On February 27, 2012, we will publish Gillum Ferguson’s book Illinois in the War of 1812. Throughout this bicentennial year Ferguson will travel to museums, libraries, bookstores, and historical societies across the State of Illinois to share his knowledge of the War. Below he discusses who won and why we should care.
Q: What prompted the writing of this book?
A: When doing research for an article about an early settler, I discovered that, aside from a long journal article in 1904, nobody had ever attempted to tell the whole story of what had happened in Illinois during the War of 1812. I set out to write the book I was looking for, and in so doing discovered that there was much good material that no previous historian had brought to light. My objectives were twofold: first, to determine what had happened and, second, to be fair to both sides in the conflict.
Q: What was the War of 1812, and why should we care about it?
A: Sometimes the war used to be called the “Second War of American Independence,” and it wasn’t a bad name. Although the Revolution established the independence of the U.S. in the minds of Americans, the powers of Europe, especially Great Britain, but also Napoleonic France, still viewed the country with a colonialist mentality. They felt free, when it suited them, to interfere with American commerce, to pluck sailors off U.S. flag ships in international and even in U.S. waters, to occupy forts on U.S. soil, to tamper with the Indian tribes, and to engage in the Indian fur trade as if the U.S.-Canada did not exist. In the War of 1812 the new nation proved to the world that it could be pushed only so far before it would fight and that it would fight to protect its rights as an independent nation.
Q: Who won the War of 1812?
A: That is a question that historians still argue about, and the answer depends on your definition. On land, the British won more victories but the U.S. clearly won the biggest battle of the war, the Battle of New Orleans, which destroyed a veteran British army sent to invade the South. By sea, Americans won spectacular victories, but numbers told, so eventually the Royal Navy clamped a blockade on our coast that the U.S. was unable to break. At the end of the war the British controlled Northern Michigan, Wisconsin, Eastern Maine, and points along the New York border, but the U.S. controlled the lower Great Lakes and parts of Ontario, including the British stronghold of Malden (Amherstburg). The peace treaty didn’t eliminate any of the abuses that had led the U.S. to declare war, but the British never renewed them.

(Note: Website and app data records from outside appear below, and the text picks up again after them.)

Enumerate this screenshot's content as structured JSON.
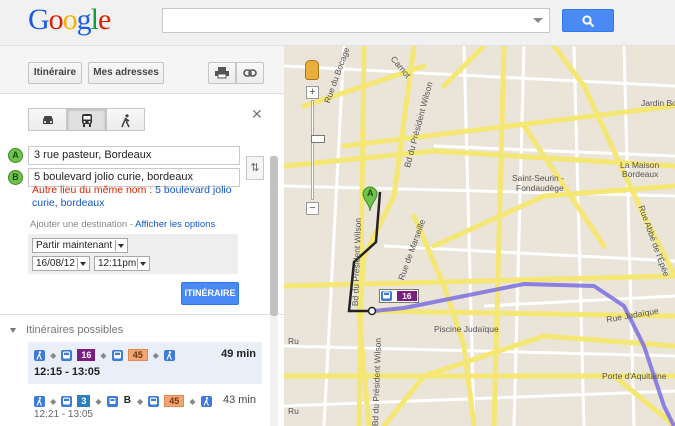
{
  "header": {
    "logo_letters": [
      "G",
      "o",
      "o",
      "g",
      "l",
      "e"
    ],
    "logo_colors": [
      "#1a5ee8",
      "#dd2200",
      "#f4b400",
      "#1a5ee8",
      "#109d3a",
      "#dd2200"
    ],
    "search_value": "",
    "search_icon": "search-icon"
  },
  "toolbar": {
    "itineraire_label": "Itinéraire",
    "mes_adresses_label": "Mes adresses",
    "print_icon": "print-icon",
    "link_icon": "link-icon"
  },
  "modes": [
    "car-icon",
    "transit-icon",
    "walk-icon"
  ],
  "directions": {
    "a_marker": "A",
    "b_marker": "B",
    "from": "3 rue pasteur, Bordeaux",
    "to": "5 boulevard jolio curie, bordeaux",
    "alt_prefix": "Autre lieu du même nom : ",
    "alt_link": "5 boulevard jolio curie, bordeaux",
    "add_destination": "Ajouter une destination",
    "add_sep": " - ",
    "show_options": "Afficher les options",
    "depart_mode": "Partir maintenant",
    "date": "16/08/12",
    "time": "12:11pm",
    "submit_label": "ITINÉRAIRE"
  },
  "routes_title": "Itinéraires possibles",
  "routes": [
    {
      "line1": "16",
      "line2": "45",
      "duration": "49 min",
      "times": "12:15 - 13:05"
    },
    {
      "line1": "3",
      "line_b": "B",
      "line2": "45",
      "duration": "43 min",
      "times": "12:21 - 13:05"
    }
  ],
  "map": {
    "labels": {
      "bocage": "Rue du Bocage",
      "carnot": "Carnot",
      "wilson_top": "Bd du Président Wilson",
      "wilson_mid": "Bd du Président Wilson",
      "wilson_bot": "Bd du Président Wilson",
      "jardin": "Jardin Bo",
      "maison": "La Maison",
      "maison2": "Bordeaux",
      "seurin": "Saint-Seurin -",
      "fondaudege": "Fondaudège",
      "marseille": "Rue de Marseille",
      "abbe": "Rue Abbé de l'Épée",
      "piscine": "Piscine Judaïque",
      "judaique": "Rue Judaïque",
      "porte": "Porte d'Aquitaine",
      "ru_left": "Ru",
      "ru_bottom": "Ru"
    },
    "start_marker": "A",
    "transit_line": "16"
  }
}
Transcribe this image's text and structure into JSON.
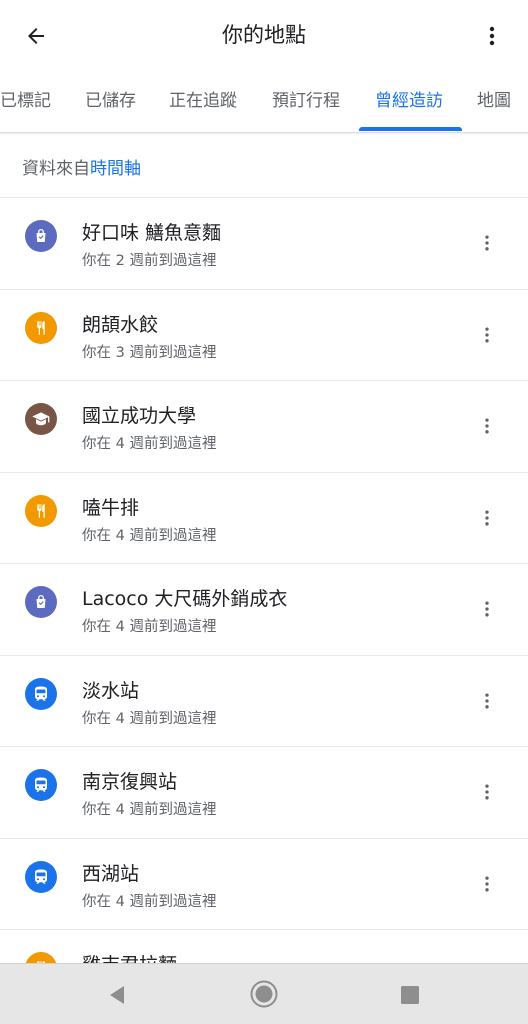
{
  "header": {
    "title": "你的地點",
    "back_icon": "arrow-back-icon",
    "more_icon": "more-vert-icon"
  },
  "tabs": [
    {
      "label": "已標記",
      "active": false
    },
    {
      "label": "已儲存",
      "active": false
    },
    {
      "label": "正在追蹤",
      "active": false
    },
    {
      "label": "預訂行程",
      "active": false
    },
    {
      "label": "曾經造訪",
      "active": true
    },
    {
      "label": "地圖",
      "active": false
    }
  ],
  "source": {
    "prefix": "資料來自",
    "link": "時間軸"
  },
  "colors": {
    "accent": "#1a73e8",
    "shopping": "#5c6bc0",
    "restaurant": "#f29900",
    "education": "#795548",
    "transit": "#1a73e8"
  },
  "places": [
    {
      "name": "好口味 鱔魚意麵",
      "visited": "你在 2 週前到過這裡",
      "category": "shopping",
      "icon": "shopping-bag-icon"
    },
    {
      "name": "朗頡水餃",
      "visited": "你在 3 週前到過這裡",
      "category": "restaurant",
      "icon": "fork-knife-icon"
    },
    {
      "name": "國立成功大學",
      "visited": "你在 4 週前到過這裡",
      "category": "education",
      "icon": "graduation-cap-icon"
    },
    {
      "name": "嗑牛排",
      "visited": "你在 4 週前到過這裡",
      "category": "restaurant",
      "icon": "fork-knife-icon"
    },
    {
      "name": "Lacoco 大尺碼外銷成衣",
      "visited": "你在 4 週前到過這裡",
      "category": "shopping",
      "icon": "shopping-bag-icon"
    },
    {
      "name": "淡水站",
      "visited": "你在 4 週前到過這裡",
      "category": "transit",
      "icon": "train-icon"
    },
    {
      "name": "南京復興站",
      "visited": "你在 4 週前到過這裡",
      "category": "transit",
      "icon": "train-icon"
    },
    {
      "name": "西湖站",
      "visited": "你在 4 週前到過這裡",
      "category": "transit",
      "icon": "train-icon"
    }
  ],
  "partial_place": {
    "name": "雞吉君拉麵",
    "category": "restaurant",
    "icon": "fork-knife-icon"
  },
  "navbar": {
    "back_icon": "nav-back-triangle-icon",
    "home_icon": "nav-home-circle-icon",
    "recent_icon": "nav-recent-square-icon"
  }
}
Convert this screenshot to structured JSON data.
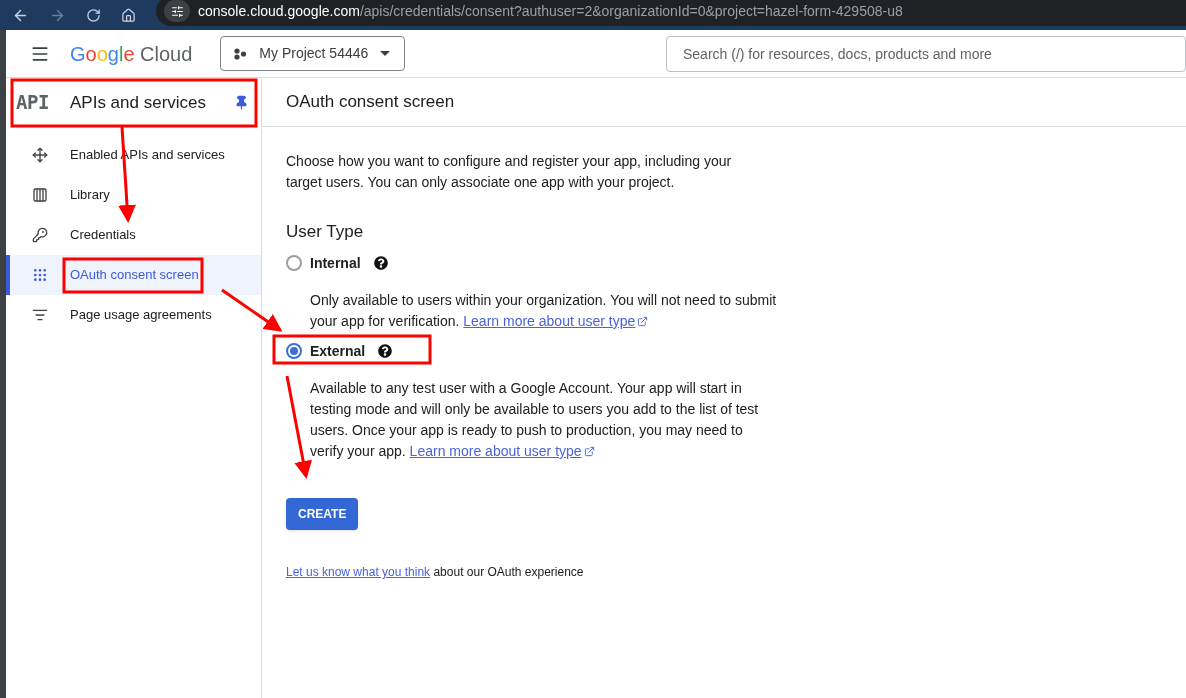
{
  "browser": {
    "url_domain": "console.cloud.google.com",
    "url_path": "/apis/credentials/consent?authuser=2&organizationId=0&project=hazel-form-429508-u8"
  },
  "header": {
    "logo_brand": "Google",
    "logo_product": "Cloud",
    "project": "My Project 54446",
    "search": {
      "placeholder": "Search (/) for resources, docs, products and more"
    }
  },
  "sidebar": {
    "badge": "API",
    "title": "APIs and services",
    "items": [
      {
        "kind": "enabled",
        "label": "Enabled APIs and services",
        "selected": false
      },
      {
        "kind": "library",
        "label": "Library",
        "selected": false
      },
      {
        "kind": "credentials",
        "label": "Credentials",
        "selected": false
      },
      {
        "kind": "oauth",
        "label": "OAuth consent screen",
        "selected": true
      },
      {
        "kind": "agreements",
        "label": "Page usage agreements",
        "selected": false
      }
    ]
  },
  "main": {
    "title": "OAuth consent screen",
    "intro": "Choose how you want to configure and register your app, including your target users. You can only associate one app with your project.",
    "section_title": "User Type",
    "options": [
      {
        "label": "Internal",
        "selected": false,
        "description": "Only available to users within your organization. You will not need to submit your app for verification.",
        "link": "Learn more about user type"
      },
      {
        "label": "External",
        "selected": true,
        "description": "Available to any test user with a Google Account. Your app will start in testing mode and will only be available to users you add to the list of test users. Once your app is ready to push to production, you may need to verify your app.",
        "link": "Learn more about user type"
      }
    ],
    "button": "CREATE",
    "feedback": {
      "link": "Let us know what you think",
      "text": "about our OAuth experience"
    }
  }
}
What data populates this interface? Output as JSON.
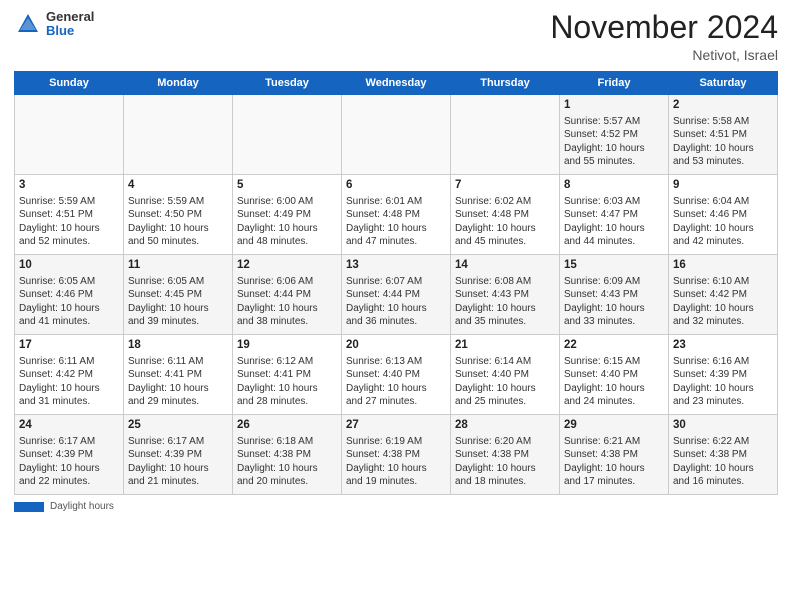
{
  "header": {
    "logo_general": "General",
    "logo_blue": "Blue",
    "month_title": "November 2024",
    "location": "Netivot, Israel"
  },
  "footer": {
    "daylight_label": "Daylight hours"
  },
  "days_of_week": [
    "Sunday",
    "Monday",
    "Tuesday",
    "Wednesday",
    "Thursday",
    "Friday",
    "Saturday"
  ],
  "weeks": [
    [
      {
        "day": "",
        "info": ""
      },
      {
        "day": "",
        "info": ""
      },
      {
        "day": "",
        "info": ""
      },
      {
        "day": "",
        "info": ""
      },
      {
        "day": "",
        "info": ""
      },
      {
        "day": "1",
        "info": "Sunrise: 5:57 AM\nSunset: 4:52 PM\nDaylight: 10 hours and 55 minutes."
      },
      {
        "day": "2",
        "info": "Sunrise: 5:58 AM\nSunset: 4:51 PM\nDaylight: 10 hours and 53 minutes."
      }
    ],
    [
      {
        "day": "3",
        "info": "Sunrise: 5:59 AM\nSunset: 4:51 PM\nDaylight: 10 hours and 52 minutes."
      },
      {
        "day": "4",
        "info": "Sunrise: 5:59 AM\nSunset: 4:50 PM\nDaylight: 10 hours and 50 minutes."
      },
      {
        "day": "5",
        "info": "Sunrise: 6:00 AM\nSunset: 4:49 PM\nDaylight: 10 hours and 48 minutes."
      },
      {
        "day": "6",
        "info": "Sunrise: 6:01 AM\nSunset: 4:48 PM\nDaylight: 10 hours and 47 minutes."
      },
      {
        "day": "7",
        "info": "Sunrise: 6:02 AM\nSunset: 4:48 PM\nDaylight: 10 hours and 45 minutes."
      },
      {
        "day": "8",
        "info": "Sunrise: 6:03 AM\nSunset: 4:47 PM\nDaylight: 10 hours and 44 minutes."
      },
      {
        "day": "9",
        "info": "Sunrise: 6:04 AM\nSunset: 4:46 PM\nDaylight: 10 hours and 42 minutes."
      }
    ],
    [
      {
        "day": "10",
        "info": "Sunrise: 6:05 AM\nSunset: 4:46 PM\nDaylight: 10 hours and 41 minutes."
      },
      {
        "day": "11",
        "info": "Sunrise: 6:05 AM\nSunset: 4:45 PM\nDaylight: 10 hours and 39 minutes."
      },
      {
        "day": "12",
        "info": "Sunrise: 6:06 AM\nSunset: 4:44 PM\nDaylight: 10 hours and 38 minutes."
      },
      {
        "day": "13",
        "info": "Sunrise: 6:07 AM\nSunset: 4:44 PM\nDaylight: 10 hours and 36 minutes."
      },
      {
        "day": "14",
        "info": "Sunrise: 6:08 AM\nSunset: 4:43 PM\nDaylight: 10 hours and 35 minutes."
      },
      {
        "day": "15",
        "info": "Sunrise: 6:09 AM\nSunset: 4:43 PM\nDaylight: 10 hours and 33 minutes."
      },
      {
        "day": "16",
        "info": "Sunrise: 6:10 AM\nSunset: 4:42 PM\nDaylight: 10 hours and 32 minutes."
      }
    ],
    [
      {
        "day": "17",
        "info": "Sunrise: 6:11 AM\nSunset: 4:42 PM\nDaylight: 10 hours and 31 minutes."
      },
      {
        "day": "18",
        "info": "Sunrise: 6:11 AM\nSunset: 4:41 PM\nDaylight: 10 hours and 29 minutes."
      },
      {
        "day": "19",
        "info": "Sunrise: 6:12 AM\nSunset: 4:41 PM\nDaylight: 10 hours and 28 minutes."
      },
      {
        "day": "20",
        "info": "Sunrise: 6:13 AM\nSunset: 4:40 PM\nDaylight: 10 hours and 27 minutes."
      },
      {
        "day": "21",
        "info": "Sunrise: 6:14 AM\nSunset: 4:40 PM\nDaylight: 10 hours and 25 minutes."
      },
      {
        "day": "22",
        "info": "Sunrise: 6:15 AM\nSunset: 4:40 PM\nDaylight: 10 hours and 24 minutes."
      },
      {
        "day": "23",
        "info": "Sunrise: 6:16 AM\nSunset: 4:39 PM\nDaylight: 10 hours and 23 minutes."
      }
    ],
    [
      {
        "day": "24",
        "info": "Sunrise: 6:17 AM\nSunset: 4:39 PM\nDaylight: 10 hours and 22 minutes."
      },
      {
        "day": "25",
        "info": "Sunrise: 6:17 AM\nSunset: 4:39 PM\nDaylight: 10 hours and 21 minutes."
      },
      {
        "day": "26",
        "info": "Sunrise: 6:18 AM\nSunset: 4:38 PM\nDaylight: 10 hours and 20 minutes."
      },
      {
        "day": "27",
        "info": "Sunrise: 6:19 AM\nSunset: 4:38 PM\nDaylight: 10 hours and 19 minutes."
      },
      {
        "day": "28",
        "info": "Sunrise: 6:20 AM\nSunset: 4:38 PM\nDaylight: 10 hours and 18 minutes."
      },
      {
        "day": "29",
        "info": "Sunrise: 6:21 AM\nSunset: 4:38 PM\nDaylight: 10 hours and 17 minutes."
      },
      {
        "day": "30",
        "info": "Sunrise: 6:22 AM\nSunset: 4:38 PM\nDaylight: 10 hours and 16 minutes."
      }
    ]
  ]
}
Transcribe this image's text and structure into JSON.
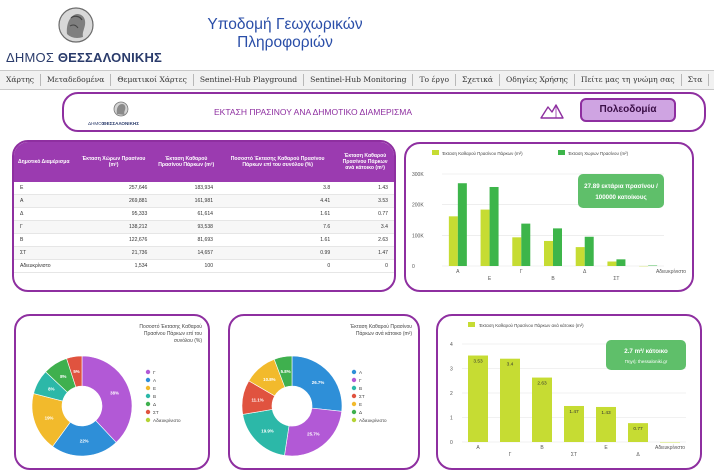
{
  "header": {
    "site_title": "Υποδομή Γεωχωρικών Πληροφοριών",
    "city_prefix": "ΔΗΜΟΣ",
    "city_name": "ΘΕΣΣΑΛΟΝΙΚΗΣ"
  },
  "nav": {
    "items": [
      "Χάρτης",
      "Μεταδεδομένα",
      "Θεματικοί Χάρτες",
      "Sentinel-Hub Playground",
      "Sentinel-Hub Monitoring",
      "Το έργο",
      "Σχετικά",
      "Οδηγίες Χρήσης",
      "Πείτε μας τη γνώμη σας",
      "Στα"
    ]
  },
  "banner": {
    "logo_city_prefix": "ΔΗΜΟΣ",
    "logo_city_name": "ΘΕΣΣΑΛΟΝΙΚΗΣ",
    "title": "ΕΚΤΑΣΗ ΠΡΑΣΙΝΟΥ ΑΝΑ ΔΗΜΟΤΙΚΟ ΔΙΑΜΕΡΙΣΜΑ",
    "button_label": "Πολεοδομία"
  },
  "table": {
    "headers": [
      "Δημοτικό Διαμέρισμα",
      "Έκταση Χώρων Πρασίνου (m²)",
      "Έκταση Καθαρού Πρασίνου Πάρκων (m²)",
      "Ποσοστό Έκτασης Καθαρού Πρασίνου Πάρκων επί του συνόλου (%)",
      "Έκταση Καθαρού Πρασίνου Πάρκων ανά κάτοικο (m²)"
    ],
    "rows": [
      [
        "Ε",
        "257,646",
        "183,934",
        "3.8",
        "1.43"
      ],
      [
        "Α",
        "269,881",
        "161,981",
        "4.41",
        "3.53"
      ],
      [
        "Δ",
        "95,333",
        "61,614",
        "1.61",
        "0.77"
      ],
      [
        "Γ",
        "138,212",
        "93,538",
        "7.6",
        "3.4"
      ],
      [
        "Β",
        "122,676",
        "81,693",
        "1.61",
        "2.63"
      ],
      [
        "ΣΤ",
        "21,736",
        "14,657",
        "0.99",
        "1.47"
      ],
      [
        "Αδιευκρίνιστο",
        "1,534",
        "100",
        "0",
        "0"
      ]
    ]
  },
  "chart_data": [
    {
      "type": "bar",
      "legend": [
        "Έκταση Καθαρού Πρασίνου Πάρκων (m²)",
        "Έκταση Χωρων Πρασίνου (m²)"
      ],
      "categories": [
        "Α",
        "Ε",
        "Γ",
        "Β",
        "Δ",
        "ΣΤ",
        "Αδιευκρίνιστο"
      ],
      "series": [
        {
          "name": "Έκταση Καθαρού Πρασίνου Πάρκων (m²)",
          "values": [
            161981,
            183934,
            93538,
            81693,
            61614,
            14657,
            100
          ],
          "color": "#c6dc33"
        },
        {
          "name": "Έκταση Χωρων Πρασίνου (m²)",
          "values": [
            269881,
            257646,
            138212,
            122676,
            95333,
            21736,
            1534
          ],
          "color": "#3db54a"
        }
      ],
      "yticks": [
        "300K",
        "200K",
        "100K",
        "0"
      ],
      "ylim": [
        0,
        300000
      ],
      "callout": {
        "line1": "27.89 εκτάρια πρασίνου /",
        "line2": "100000 κατοίκους"
      }
    },
    {
      "type": "pie",
      "title": [
        "Ποσοστό Έκτασης Καθαρού",
        "Πρασίνου Πάρκων επί του",
        "συνόλου (%)"
      ],
      "slices": [
        {
          "label": "Γ",
          "value": 38,
          "text": "38%",
          "color": "#b259d6"
        },
        {
          "label": "Α",
          "value": 22,
          "text": "22%",
          "color": "#2e8fd8"
        },
        {
          "label": "Ε",
          "value": 19,
          "text": "19%",
          "color": "#f2ba2c"
        },
        {
          "label": "Β",
          "value": 8,
          "text": "8%",
          "color": "#2cb8a8"
        },
        {
          "label": "Δ",
          "value": 8,
          "text": "8%",
          "color": "#3fb04e"
        },
        {
          "label": "ΣΤ",
          "value": 5,
          "text": "5%",
          "color": "#e0533f"
        },
        {
          "label": "Αδιευκρίνιστο",
          "value": 0,
          "text": "",
          "color": "#b4d335"
        }
      ]
    },
    {
      "type": "pie",
      "title": [
        "Έκταση Καθαρού Πρασίνου",
        "Πάρκων ανά κάτοικο (m²)"
      ],
      "slices": [
        {
          "label": "Α",
          "value": 26.7,
          "text": "26.7%",
          "color": "#2e8fd8"
        },
        {
          "label": "Γ",
          "value": 25.7,
          "text": "25.7%",
          "color": "#b259d6"
        },
        {
          "label": "Β",
          "value": 19.9,
          "text": "19.9%",
          "color": "#2cb8a8"
        },
        {
          "label": "ΣΤ",
          "value": 11.1,
          "text": "11.1%",
          "color": "#e0533f"
        },
        {
          "label": "Ε",
          "value": 10.8,
          "text": "10.8%",
          "color": "#f2ba2c"
        },
        {
          "label": "Δ",
          "value": 5.8,
          "text": "5.8%",
          "color": "#3fb04e"
        },
        {
          "label": "Αδιευκρίνιστο",
          "value": 0,
          "text": "",
          "color": "#b4d335"
        }
      ]
    },
    {
      "type": "bar",
      "legend": [
        "Έκταση Καθαρού Πρασίνου Πάρκων ανά κάτοικο (m²)"
      ],
      "categories": [
        "Α",
        "Γ",
        "Β",
        "ΣΤ",
        "Ε",
        "Δ",
        "Αδιευκρίνιστο"
      ],
      "series": [
        {
          "name": "Έκταση Καθαρού Πρασίνου Πάρκων ανά κάτοικο (m²)",
          "values": [
            3.53,
            3.4,
            2.63,
            1.47,
            1.43,
            0.77,
            0
          ],
          "labels": [
            "3.53",
            "3.4",
            "2.63",
            "1.47",
            "1.43",
            "0.77",
            ""
          ],
          "color": "#c6dc33"
        }
      ],
      "yticks": [
        "4",
        "3",
        "2",
        "1",
        "0"
      ],
      "ylim": [
        0,
        4
      ],
      "callout": {
        "line1": "2.7 m²/ κάτοικο",
        "line2": "Πηγή: thessaloniki.gr"
      }
    }
  ],
  "colors": {
    "accent": "#8e2fa0",
    "header_text": "#2a4ea8",
    "button_bg": "#cfa4e2"
  }
}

A: At the outbreak of war, Illinois was a newly-organized territory with a non-Indian population of a little over 12,000. Most of those few settlers were engaged in subsistence farming within about twenty miles of the Wabash, Ohio, and lower Mississippi Rivers. The population of the Indians was probably little more than that of the Americans and was concentrated in the northern half of the state. By 1818 Illinois was populous enough and confident enough to seek and obtain admission as a state. Two major events had brought about that transformation: the War of 1812 and the sale of the public lands, but it was the first that made the second possible.
Q: What was the position of Chicago in 1812?
A: Chicago sat on a major travel route between the Great Lakes and the Illinois River system. Fort Dearborn guarded that route. It was garrisoned by about fifty-four soldiers and outside the fort was a tiny civilian community, consisting of a few small farmers, some Indian traders, and a few discharged soldiers. All around them were the Potawatomi Indians, most of them friendly enough, but every year growing less so. Mail came from Fort Wayne once a month, but otherwise Fort Dearborn was so remote and so isolated that Illinois governor Ninian Edwards wasn’t even sure whether it lay in his territory.
Q: What happened in Chicago when war broke out?
A: On August 15, 1812, the men, women, and children of Chicago marched out of the gates of Fort Dearborn and into a massacre. With the outbreak of war, most of the tiny American community attempted to evacuate to Fort Wayne and then to Detroit. They were less than two miles from the fort when their escort of supposedly friendly Potawatomi attacked them. Out of a party of just under 100 Americans, over half the soldiers, twelve out of thirteen civilian men, two women, and twelve children were killed in the attack. The surviving troops surrendered with a promise that their lives would be spared, but the wounded were killed immediately and the rest of the prisoners were distributed among the Indian bands that had taken part in the attack. Many of the prisoners were treated cruelly and quite a few of them died before they could be ransomed.